Sims: The best line in the movie is Benoit saying to Kate Hudson’s character [a fashion designer named Birdie], “It’s a dangerous thing to mistake speaking without thought for speaking the truth,” and her replying, “Are you calling me dangerous?” You’re illustrating the voice that certain people present to society.

Johnson: The whole movie, for me, is a bit of a primal scream against the carnival-like idiocy of the past six years.

Sims: Do you think it’s an angrier movie than Knives Out?

Johnson: I think it’s absolutely an angrier movie, for me at least. I hope the experience of watching it doesn’t feel like an angry, hateful thing. But it’s definitely coming from a place of just wanting to scream about a lot of things.

Sims: Mystery movies, and movies about detectives and cops, can feel a little easy. People get justifiably frustrated these days with the conclusion of “The sirens are going; he’s about to be taken away; great, problem solved.”

Johnson: That gets to the heart of the genre, though. It’s an essentially conservative genre. Chaos is created, and then the paternal detective finds the truth and solves it all. Look at the periods where this genre has spiked in popularity, the golden age of detective fiction, which peaked in the ’30s during the rise of Hitler and the uncertainty in the world. You look at today, and the genre’s having a little bit of a resurgence—right when the whole concept of a truth that, once revealed, sets everything right is being shaken to its foundation.

Sims: I think people crave endings. I love endings, and often, in our current culture, things can’t end; stories have to tease the next thing. And I know you’re going to make another one of these. You’re part of the problem.

Johnson: I’ve tried hard to make them self-contained. Honestly, I’m pissed off that we have A Knives Out Mystery in the title. You know? I want it to just be called Glass Onion. I get it, and I want everyone who liked the first movie to know this is next in the series, but also, the whole appeal to me is it’s a new novel off the shelf every time. But there’s a gravity of a thousand suns toward serialized storytelling.

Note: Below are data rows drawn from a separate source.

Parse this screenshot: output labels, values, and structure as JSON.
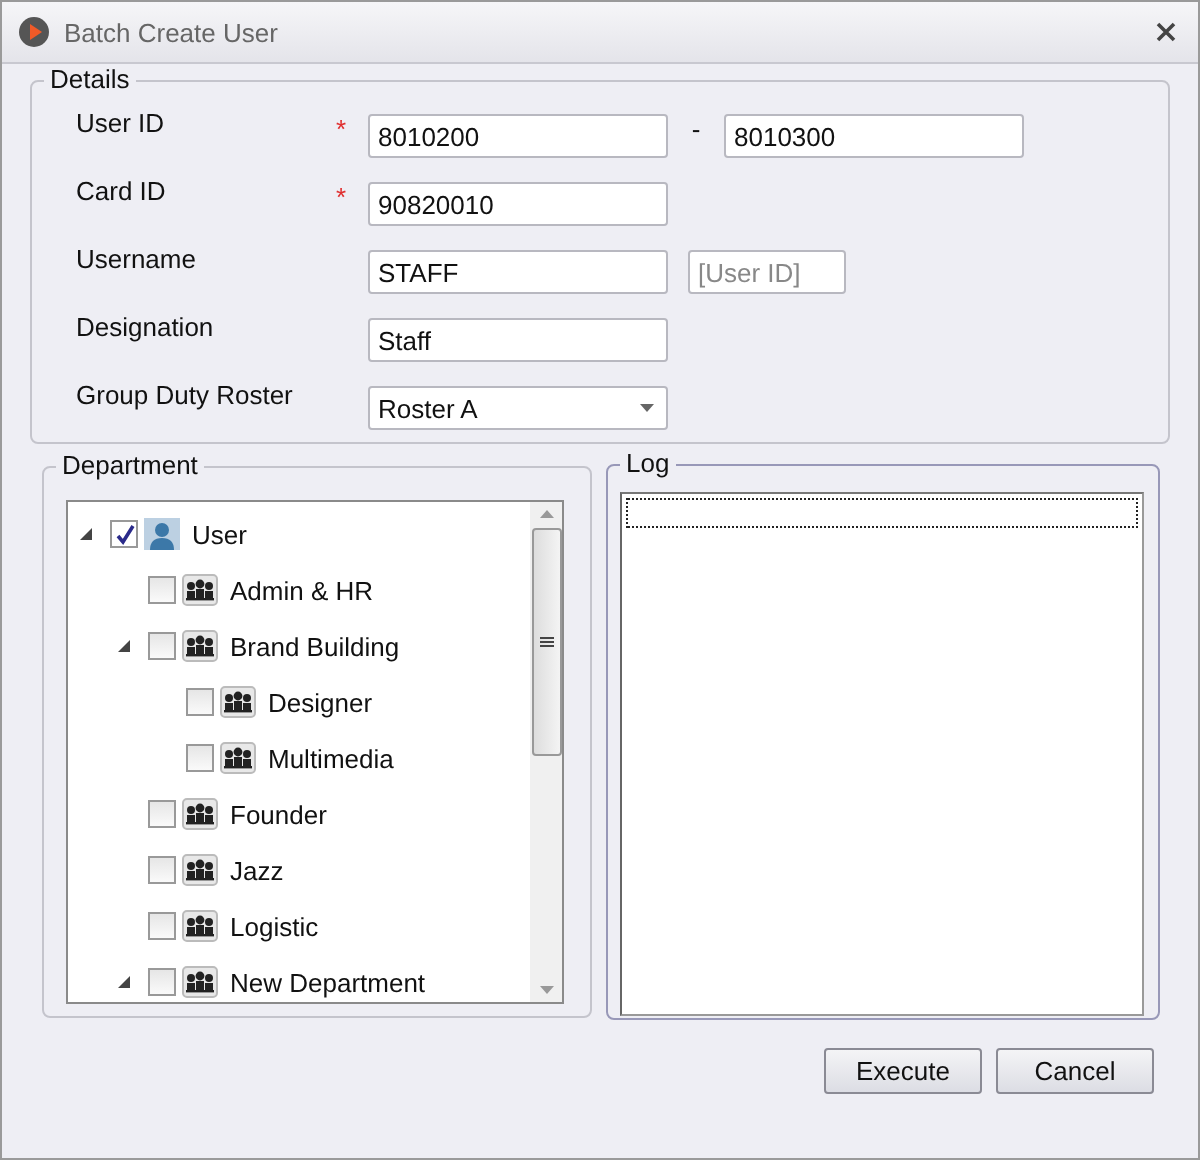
{
  "window": {
    "title": "Batch Create User"
  },
  "details": {
    "title": "Details",
    "fields": [
      {
        "label": "User ID",
        "required_mark": "*",
        "inputs": [
          {
            "value": "8010200"
          },
          {
            "value": "8010300"
          }
        ],
        "separator": "-"
      },
      {
        "label": "Card ID",
        "required_mark": "*",
        "inputs": [
          {
            "value": "90820010"
          }
        ]
      },
      {
        "label": "Username",
        "inputs": [
          {
            "value": "STAFF"
          },
          {
            "placeholder": "[User ID]"
          }
        ]
      },
      {
        "label": "Designation",
        "inputs": [
          {
            "value": "Staff"
          }
        ]
      },
      {
        "label": "Group Duty Roster",
        "kind": "dropdown",
        "inputs": [
          {
            "value": "Roster A"
          }
        ]
      }
    ]
  },
  "department": {
    "title": "Department",
    "tree": [
      {
        "label": "User",
        "kind": "user",
        "checked": true,
        "expanded": true,
        "children": [
          {
            "label": "Admin & HR",
            "kind": "group",
            "checked": false
          },
          {
            "label": "Brand Building",
            "kind": "group",
            "checked": false,
            "expanded": true,
            "children": [
              {
                "label": "Designer",
                "kind": "group",
                "checked": false
              },
              {
                "label": "Multimedia",
                "kind": "group",
                "checked": false
              }
            ]
          },
          {
            "label": "Founder",
            "kind": "group",
            "checked": false
          },
          {
            "label": "Jazz",
            "kind": "group",
            "checked": false
          },
          {
            "label": "Logistic",
            "kind": "group",
            "checked": false
          },
          {
            "label": "New Department",
            "kind": "group",
            "checked": false,
            "expanded": true
          }
        ]
      }
    ]
  },
  "log": {
    "title": "Log"
  },
  "buttons": [
    "Execute",
    "Cancel"
  ]
}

Sims: When you wrote Knives Out initially, you’d just made a Star Wars movie; you’d made episode eight in a series that will never probably end. Were you craving to get away from that, or did you immediately have the thought that you could do a bunch of [Benoit Blanc mysteries]?

Johnson: Look, in terms of the Star Wars movie I did, I tried to give it a hell of an ending. I love endings so much that even doing the middle chapter of the trilogy, I tried to give it an ending. A good ending that recontextualizes everything that came before it and makes it a beautiful object unto itself—that’s what makes a movie a movie. It feels like there’s less and less of that. This whole poisonous idea of creating [intellectual property] has completely seeped into the bedrock of storytelling. Everyone is just thinking, How do we keep milking it? I love an ending where you burn the Viking boat into the sea.

Sims: Your movie will be in theaters, which I’m very happy about. But I’d love it to be in theaters longer.

Johnson: I’d love it to be [in theaters] longer; I’d love it to be in more theaters. But also, I appreciate that Netflix has done this, because this was a huge effort on their part, and the theater chains, to reach across the aisle and make this happen. I’m hoping it does really well so we can demonstrate that they can complement each other.

Sims: I like watching movies at home. But you and I both know it’s just not the same.

Johnson: It’s not about the size of the picture, or the sound, or the sanctity of the space, or the magic of cinema, or whatever the fuck. It’s about having a crowd of people around you laughing and reacting. Because these movies are engineered for that.